### EXERCISE OBJECTIVE
If a line in the data below holds the word "从排名到被引用", copy it.
------ EXTRACTED RECORDS ------
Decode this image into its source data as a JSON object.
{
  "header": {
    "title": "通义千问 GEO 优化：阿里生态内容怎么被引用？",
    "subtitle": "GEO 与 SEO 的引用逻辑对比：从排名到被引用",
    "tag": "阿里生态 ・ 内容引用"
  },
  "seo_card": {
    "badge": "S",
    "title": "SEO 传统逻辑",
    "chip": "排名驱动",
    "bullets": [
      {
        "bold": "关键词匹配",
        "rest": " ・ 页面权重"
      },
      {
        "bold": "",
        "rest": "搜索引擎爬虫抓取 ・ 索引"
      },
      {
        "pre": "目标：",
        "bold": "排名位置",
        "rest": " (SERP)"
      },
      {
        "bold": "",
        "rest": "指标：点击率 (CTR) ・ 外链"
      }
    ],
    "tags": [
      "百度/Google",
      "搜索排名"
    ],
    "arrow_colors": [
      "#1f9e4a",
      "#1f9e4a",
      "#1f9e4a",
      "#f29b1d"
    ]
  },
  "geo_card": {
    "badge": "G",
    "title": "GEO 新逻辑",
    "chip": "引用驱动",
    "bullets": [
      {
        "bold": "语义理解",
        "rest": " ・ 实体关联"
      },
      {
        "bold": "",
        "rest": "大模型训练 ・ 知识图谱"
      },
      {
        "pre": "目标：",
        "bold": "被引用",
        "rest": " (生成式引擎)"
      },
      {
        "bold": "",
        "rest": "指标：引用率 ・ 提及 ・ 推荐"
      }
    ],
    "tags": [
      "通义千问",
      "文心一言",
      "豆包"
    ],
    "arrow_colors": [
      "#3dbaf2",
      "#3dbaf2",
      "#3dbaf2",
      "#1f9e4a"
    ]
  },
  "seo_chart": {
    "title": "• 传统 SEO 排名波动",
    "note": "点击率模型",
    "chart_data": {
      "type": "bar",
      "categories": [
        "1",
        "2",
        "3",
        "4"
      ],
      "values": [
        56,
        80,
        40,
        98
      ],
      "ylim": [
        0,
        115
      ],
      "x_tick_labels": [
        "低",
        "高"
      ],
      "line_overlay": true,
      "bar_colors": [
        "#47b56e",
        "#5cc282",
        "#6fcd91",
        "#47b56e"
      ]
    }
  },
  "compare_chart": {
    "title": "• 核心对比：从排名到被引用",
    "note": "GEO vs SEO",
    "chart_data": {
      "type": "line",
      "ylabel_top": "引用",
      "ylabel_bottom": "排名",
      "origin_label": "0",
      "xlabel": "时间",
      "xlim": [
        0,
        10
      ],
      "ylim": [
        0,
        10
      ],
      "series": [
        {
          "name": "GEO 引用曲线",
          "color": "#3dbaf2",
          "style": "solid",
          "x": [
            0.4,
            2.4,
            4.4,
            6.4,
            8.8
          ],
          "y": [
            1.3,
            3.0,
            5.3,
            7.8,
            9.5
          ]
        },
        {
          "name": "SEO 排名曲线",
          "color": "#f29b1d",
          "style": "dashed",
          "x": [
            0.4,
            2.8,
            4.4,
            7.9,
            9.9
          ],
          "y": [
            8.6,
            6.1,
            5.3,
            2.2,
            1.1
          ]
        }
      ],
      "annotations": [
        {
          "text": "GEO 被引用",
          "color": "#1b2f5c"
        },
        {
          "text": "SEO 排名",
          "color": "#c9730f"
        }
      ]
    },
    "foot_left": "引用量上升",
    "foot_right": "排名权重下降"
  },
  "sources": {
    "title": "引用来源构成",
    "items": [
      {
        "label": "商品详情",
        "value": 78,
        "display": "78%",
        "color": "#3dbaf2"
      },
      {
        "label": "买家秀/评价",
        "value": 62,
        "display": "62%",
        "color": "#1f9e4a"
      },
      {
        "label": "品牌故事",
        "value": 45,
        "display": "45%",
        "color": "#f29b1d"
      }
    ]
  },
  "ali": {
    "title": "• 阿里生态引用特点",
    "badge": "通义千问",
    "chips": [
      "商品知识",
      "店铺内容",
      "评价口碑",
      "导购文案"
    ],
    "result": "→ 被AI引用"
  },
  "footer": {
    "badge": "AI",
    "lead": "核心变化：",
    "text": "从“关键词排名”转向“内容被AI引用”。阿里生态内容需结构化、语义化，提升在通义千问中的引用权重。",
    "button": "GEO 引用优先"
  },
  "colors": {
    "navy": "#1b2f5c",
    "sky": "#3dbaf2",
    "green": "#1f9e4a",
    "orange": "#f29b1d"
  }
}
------
### EXERCISE SOLUTION
    "subtitle": "GEO 与 SEO 的引用逻辑对比：从排名到被引用",
    "title": "• 核心对比：从排名到被引用",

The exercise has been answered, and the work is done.